From credit cards, car loans and mortgages to unexpected health care costs, if you are like many Americans, you may be carrying many types of debt, and you may be behind on your payments.
Facing foreclosure, repossession and harassing creditor calls, you may be considering using money from your retirement savings to help pay the bills. However, depending on your financial circumstances, filing for bankruptcy may be a better option.
In addition to stopping collections actions, filing for either Chapter 7 or Chapter 13 bankruptcy may help you to reduce or eliminate your current debt without sacrificing the money you may need for retirement.
Most retirement accounts are exempt from bankruptcy
Federal and state law protects most types of retirement accounts during bankruptcy, including:
- Tax-exempt plans, like 401(k)s, 403(b)s, and SIMPLE IRAs
- IRAs and Roth IRAs, to a certain maximum
- Pension plans for public employees, including teachers, military members and certain municipal employees
These types of accounts may be safe because they are exempt under bankruptcy law. Other assets you may be able to keep when filing for bankruptcy include personal property like furniture, appliances and jewelry, your vehicle, college savings accounts and equity in your home.
Bankruptcy may help build a better financial future
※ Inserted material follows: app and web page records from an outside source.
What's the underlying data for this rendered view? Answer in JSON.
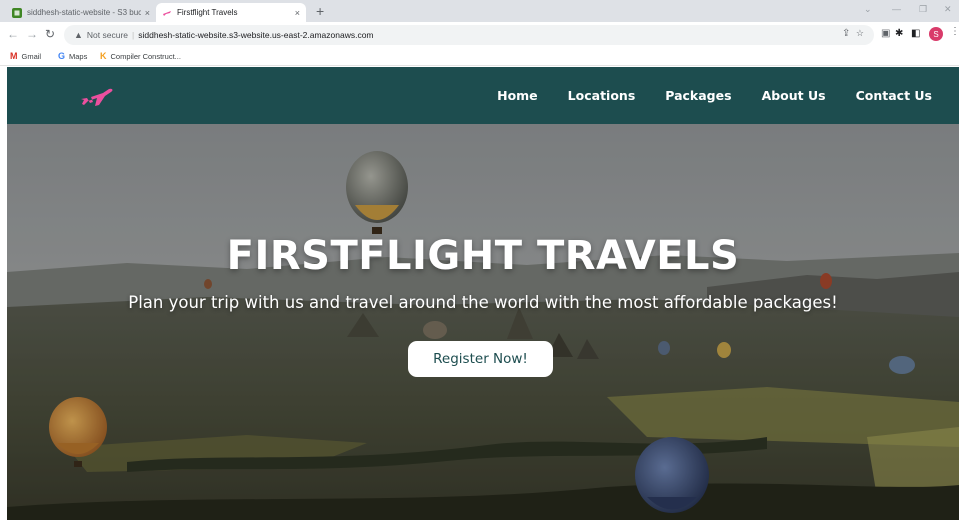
{
  "browser": {
    "tabs": [
      {
        "title": "siddhesh-static-website - S3 buck",
        "active": false
      },
      {
        "title": "Firstflight Travels",
        "active": true
      }
    ],
    "new_tab": "+",
    "tab_close": "×",
    "address": {
      "security": "Not secure",
      "url": "siddhesh-static-website.s3-website.us-east-2.amazonaws.com"
    },
    "profile_initial": "S",
    "bookmarks": [
      {
        "label": "Gmail",
        "icon": "gmail-icon"
      },
      {
        "label": "Maps",
        "icon": "google-icon"
      },
      {
        "label": "Compiler Construct...",
        "icon": "compiler-icon"
      }
    ]
  },
  "site": {
    "logo": "plane-logo-icon",
    "nav": [
      "Home",
      "Locations",
      "Packages",
      "About Us",
      "Contact Us"
    ],
    "hero": {
      "title": "FIRSTFLIGHT TRAVELS",
      "subtitle": "Plan your trip with us and travel around the world with the most affordable packages!",
      "cta": "Register Now!"
    }
  },
  "colors": {
    "nav_bg": "#1d4d4f",
    "logo": "#ec4f9e",
    "cta_text": "#1d4d4f"
  }
}
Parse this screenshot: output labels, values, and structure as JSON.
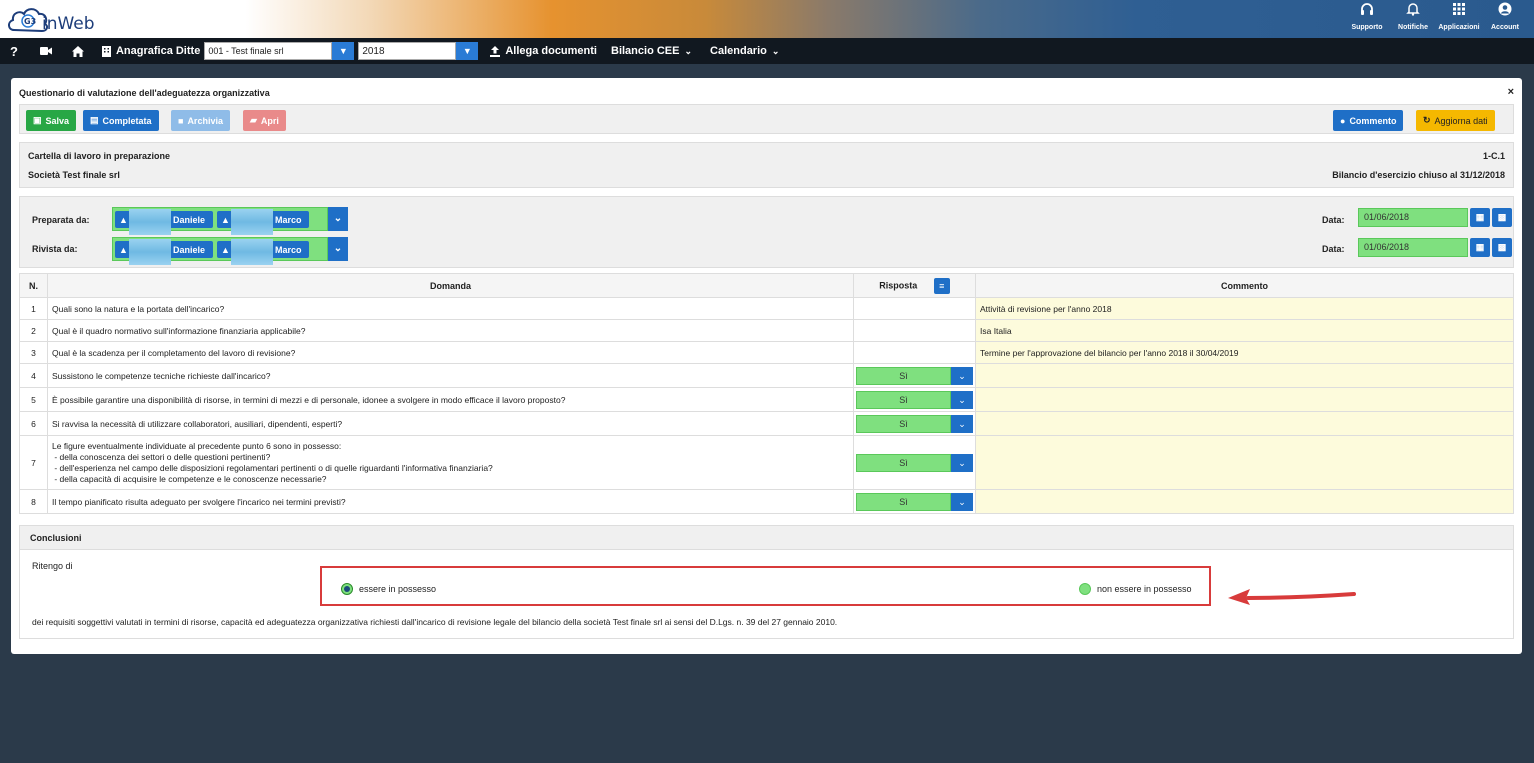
{
  "app": {
    "logo_text": "inWeb",
    "top_icons": [
      {
        "icon": "headset-icon",
        "label": "Supporto"
      },
      {
        "icon": "bell-icon",
        "label": "Notifiche"
      },
      {
        "icon": "grid-icon",
        "label": "Applicazioni"
      },
      {
        "icon": "user-icon",
        "label": "Account"
      }
    ]
  },
  "menubar": {
    "help": "?",
    "anagrafica_label": "Anagrafica Ditte",
    "company_select": "001 - Test finale srl",
    "year_select": "2018",
    "allega_label": "Allega documenti",
    "bilancio_label": "Bilancio CEE",
    "calendario_label": "Calendario"
  },
  "dialog": {
    "title": "Questionario di valutazione dell'adeguatezza organizzativa",
    "close": "×",
    "toolbar": {
      "salva": "Salva",
      "completata": "Completata",
      "archivia": "Archivia",
      "apri": "Apri",
      "commento": "Commento",
      "aggiorna": "Aggiorna dati"
    },
    "info": {
      "status": "Cartella di lavoro in preparazione",
      "code": "1-C.1",
      "company": "Società Test finale srl",
      "fiscal_year": "Bilancio d'esercizio chiuso al 31/12/2018"
    },
    "people": {
      "prepared_label": "Preparata da:",
      "reviewed_label": "Rivista da:",
      "person1": "Daniele",
      "person2": "Marco",
      "date_label": "Data:",
      "prepared_date": "01/06/2018",
      "reviewed_date": "01/06/2018"
    },
    "table": {
      "headers": {
        "n": "N.",
        "domanda": "Domanda",
        "risposta": "Risposta",
        "commento": "Commento"
      },
      "rows": [
        {
          "n": "1",
          "q": "Quali sono la natura e la portata dell'incarico?",
          "r": "",
          "c": "Attività di revisione per l'anno 2018"
        },
        {
          "n": "2",
          "q": "Qual è il quadro normativo sull'informazione finanziaria applicabile?",
          "r": "",
          "c": "Isa Italia"
        },
        {
          "n": "3",
          "q": "Qual è la scadenza per il completamento del lavoro di revisione?",
          "r": "",
          "c": "Termine per l'approvazione del bilancio per l'anno 2018 il 30/04/2019"
        },
        {
          "n": "4",
          "q": "Sussistono le competenze tecniche richieste dall'incarico?",
          "r": "Sì",
          "c": ""
        },
        {
          "n": "5",
          "q": "È possibile garantire una disponibilità di risorse, in termini di mezzi e di personale, idonee a svolgere in modo efficace il lavoro proposto?",
          "r": "Sì",
          "c": ""
        },
        {
          "n": "6",
          "q": "Si ravvisa la necessità di utilizzare collaboratori, ausiliari, dipendenti, esperti?",
          "r": "Sì",
          "c": ""
        },
        {
          "n": "7",
          "q_lines": [
            "Le figure eventualmente individuate al precedente punto 6 sono in possesso:",
            " - della conoscenza dei settori o delle questioni pertinenti?",
            " - dell'esperienza nel campo delle disposizioni regolamentari pertinenti o di quelle riguardanti l'informativa finanziaria?",
            " - della capacità di acquisire le competenze e le conoscenze necessarie?"
          ],
          "r": "Sì",
          "c": ""
        },
        {
          "n": "8",
          "q": "Il tempo pianificato risulta adeguato per svolgere l'incarico nei termini previsti?",
          "r": "Sì",
          "c": ""
        }
      ]
    },
    "conclusioni": {
      "header": "Conclusioni",
      "intro": "Ritengo di",
      "option1": "essere in possesso",
      "option2": "non essere in possesso",
      "footer": "dei requisiti soggettivi valutati in termini di risorse, capacità ed adeguatezza organizzativa richiesti dall'incarico di revisione legale del bilancio della società Test finale srl ai sensi del D.Lgs. n. 39 del 27 gennaio 2010."
    }
  },
  "colors": {
    "primary": "#1f6fc7",
    "success": "#28a745",
    "warning": "#f5b800",
    "danger_light": "#e98a8a",
    "info_light": "#8fbce8",
    "green_field": "#7fe07f",
    "comment_bg": "#fdfbdc",
    "highlight_red": "#d83b3b"
  }
}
If you take money out of a retirement account early, you will likely have to pay a significant tax penalty. Additionally, you may be putting your own future at risk if you do not have enough savings when you do need to stop working. Bankruptcy may offer an alternative that lets you get a fresh financial start without losing funds you have worked hard to earn.